--- DATA EXTRACTS ---

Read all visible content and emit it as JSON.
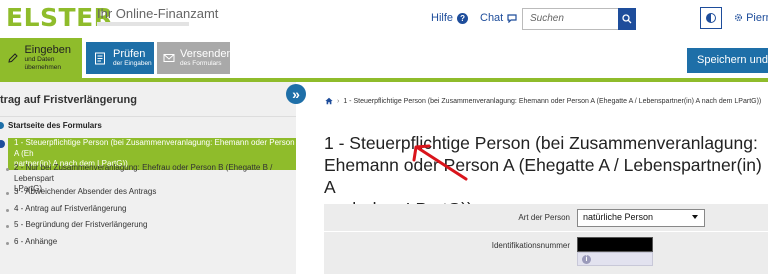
{
  "header": {
    "logo": "ELSTER",
    "logo_subtitle": "Ihr Online-Finanzamt",
    "help_label": "Hilfe",
    "chat_label": "Chat",
    "search_placeholder": "Suchen",
    "user_label": "Pierre"
  },
  "toolbar": {
    "eingeben_title": "Eingeben",
    "eingeben_sub": "und Daten übernehmen",
    "pruefen_title": "Prüfen",
    "pruefen_sub": "der Eingaben",
    "versenden_title": "Versenden",
    "versenden_sub": "des Formulars",
    "save_label": "Speichern und For"
  },
  "sidebar": {
    "title": "trag auf Fristverlängerung",
    "start_label": "Startseite des Formulars",
    "items": [
      {
        "label_line1": "1 - Steuerpflichtige Person (bei Zusammenveranlagung: Ehemann oder Person A (Eh",
        "label_line2": "partner(in) A nach dem LPartG))"
      },
      {
        "label_line1": "2 - Nur bei Zusammenveranlagung: Ehefrau oder Person B (Ehegatte B / Lebenspart",
        "label_line2": "LPartG)"
      },
      {
        "label_line1": "3 - Abweichender Absender des Antrags"
      },
      {
        "label_line1": "4 - Antrag auf Fristverlängerung"
      },
      {
        "label_line1": "5 - Begründung der Fristverlängerung"
      },
      {
        "label_line1": "6 - Anhänge"
      }
    ]
  },
  "main": {
    "breadcrumb": "1 - Steuerpflichtige Person (bei Zusammenveranlagung: Ehemann oder Person A (Ehegatte A / Lebenspartner(in) A nach dem LPartG))",
    "heading_line1": "1 - Steuerpflichtige Person (bei Zusammenveranlagung:",
    "heading_line2": "Ehemann oder Person A (Ehegatte A / Lebenspartner(in) A",
    "heading_line3": "nach dem LPartG))",
    "art_label": "Art der Person",
    "art_value": "natürliche Person",
    "id_label": "Identifikationsnummer"
  },
  "colors": {
    "elster_green": "#8fbc2b",
    "elster_blue": "#1e6fa8",
    "link_blue": "#1e4d9b",
    "annotation_red": "#d9141b"
  }
}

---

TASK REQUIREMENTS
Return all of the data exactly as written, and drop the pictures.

TASK SOLUTION
Read all visible content and emit it as JSON.
{
  "header": {
    "logo": "ELSTER",
    "logo_subtitle": "Ihr Online-Finanzamt",
    "help_label": "Hilfe",
    "chat_label": "Chat",
    "search_placeholder": "Suchen",
    "user_label": "Pierre"
  },
  "toolbar": {
    "eingeben_title": "Eingeben",
    "eingeben_sub": "und Daten übernehmen",
    "pruefen_title": "Prüfen",
    "pruefen_sub": "der Eingaben",
    "versenden_title": "Versenden",
    "versenden_sub": "des Formulars",
    "save_label": "Speichern und For"
  },
  "sidebar": {
    "title": "trag auf Fristverlängerung",
    "start_label": "Startseite des Formulars",
    "items": [
      {
        "label_line1": "1 - Steuerpflichtige Person (bei Zusammenveranlagung: Ehemann oder Person A (Eh",
        "label_line2": "partner(in) A nach dem LPartG))"
      },
      {
        "label_line1": "2 - Nur bei Zusammenveranlagung: Ehefrau oder Person B (Ehegatte B / Lebenspart",
        "label_line2": "LPartG)"
      },
      {
        "label_line1": "3 - Abweichender Absender des Antrags"
      },
      {
        "label_line1": "4 - Antrag auf Fristverlängerung"
      },
      {
        "label_line1": "5 - Begründung der Fristverlängerung"
      },
      {
        "label_line1": "6 - Anhänge"
      }
    ]
  },
  "main": {
    "breadcrumb": "1 - Steuerpflichtige Person (bei Zusammenveranlagung: Ehemann oder Person A (Ehegatte A / Lebenspartner(in) A nach dem LPartG))",
    "heading_line1": "1 - Steuerpflichtige Person (bei Zusammenveranlagung:",
    "heading_line2": "Ehemann oder Person A (Ehegatte A / Lebenspartner(in) A",
    "heading_line3": "nach dem LPartG))",
    "art_label": "Art der Person",
    "art_value": "natürliche Person",
    "id_label": "Identifikationsnummer"
  },
  "colors": {
    "elster_green": "#8fbc2b",
    "elster_blue": "#1e6fa8",
    "link_blue": "#1e4d9b",
    "annotation_red": "#d9141b"
  }
}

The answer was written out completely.